# Work instructions
Using the listing below, report all lines holding the word "Classes".

# Supplied records

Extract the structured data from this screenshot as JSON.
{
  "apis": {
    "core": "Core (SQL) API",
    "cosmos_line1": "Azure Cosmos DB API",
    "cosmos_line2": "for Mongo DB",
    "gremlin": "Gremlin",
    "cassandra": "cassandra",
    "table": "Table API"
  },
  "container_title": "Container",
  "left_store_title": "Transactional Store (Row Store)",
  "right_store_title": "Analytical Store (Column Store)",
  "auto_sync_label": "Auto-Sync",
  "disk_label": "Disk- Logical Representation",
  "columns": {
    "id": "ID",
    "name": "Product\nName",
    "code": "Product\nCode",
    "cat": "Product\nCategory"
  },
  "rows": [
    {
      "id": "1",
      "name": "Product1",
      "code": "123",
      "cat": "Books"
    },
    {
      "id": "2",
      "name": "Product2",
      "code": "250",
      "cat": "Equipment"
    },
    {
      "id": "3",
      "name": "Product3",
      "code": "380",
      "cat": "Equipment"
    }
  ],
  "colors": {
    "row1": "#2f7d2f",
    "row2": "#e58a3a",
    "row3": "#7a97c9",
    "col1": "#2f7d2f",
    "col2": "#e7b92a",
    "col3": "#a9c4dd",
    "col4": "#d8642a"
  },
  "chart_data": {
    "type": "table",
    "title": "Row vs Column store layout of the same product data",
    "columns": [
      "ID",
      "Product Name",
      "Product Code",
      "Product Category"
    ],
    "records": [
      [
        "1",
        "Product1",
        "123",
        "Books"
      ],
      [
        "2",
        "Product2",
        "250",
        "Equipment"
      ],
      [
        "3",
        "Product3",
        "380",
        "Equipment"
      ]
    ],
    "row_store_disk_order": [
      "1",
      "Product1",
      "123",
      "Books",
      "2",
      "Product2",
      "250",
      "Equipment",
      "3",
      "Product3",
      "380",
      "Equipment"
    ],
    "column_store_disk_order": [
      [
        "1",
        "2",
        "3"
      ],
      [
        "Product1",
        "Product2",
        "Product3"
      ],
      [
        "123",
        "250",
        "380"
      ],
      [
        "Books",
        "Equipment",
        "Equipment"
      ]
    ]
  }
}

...

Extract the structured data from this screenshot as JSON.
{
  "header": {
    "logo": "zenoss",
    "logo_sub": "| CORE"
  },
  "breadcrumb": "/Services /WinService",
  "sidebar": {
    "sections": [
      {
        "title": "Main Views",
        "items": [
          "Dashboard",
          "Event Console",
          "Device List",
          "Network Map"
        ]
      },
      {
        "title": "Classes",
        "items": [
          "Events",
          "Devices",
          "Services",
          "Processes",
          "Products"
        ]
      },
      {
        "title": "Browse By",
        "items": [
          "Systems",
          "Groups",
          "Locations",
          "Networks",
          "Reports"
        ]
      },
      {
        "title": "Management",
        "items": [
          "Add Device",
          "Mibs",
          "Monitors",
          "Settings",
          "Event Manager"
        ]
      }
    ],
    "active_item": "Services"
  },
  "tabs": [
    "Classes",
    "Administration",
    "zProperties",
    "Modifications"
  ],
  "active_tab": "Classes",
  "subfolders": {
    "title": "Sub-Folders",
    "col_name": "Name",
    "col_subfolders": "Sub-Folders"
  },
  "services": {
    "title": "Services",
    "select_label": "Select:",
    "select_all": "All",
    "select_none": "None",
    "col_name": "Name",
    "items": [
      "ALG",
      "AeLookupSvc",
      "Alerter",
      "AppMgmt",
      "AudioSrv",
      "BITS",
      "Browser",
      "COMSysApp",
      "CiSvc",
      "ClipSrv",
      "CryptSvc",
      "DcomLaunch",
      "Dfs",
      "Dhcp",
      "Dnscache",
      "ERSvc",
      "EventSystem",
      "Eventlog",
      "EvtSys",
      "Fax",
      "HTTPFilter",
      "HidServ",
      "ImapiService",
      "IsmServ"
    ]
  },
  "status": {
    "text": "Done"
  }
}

# Solution
        "title": "Classes",
    "Classes",
  "active_tab": "Classes",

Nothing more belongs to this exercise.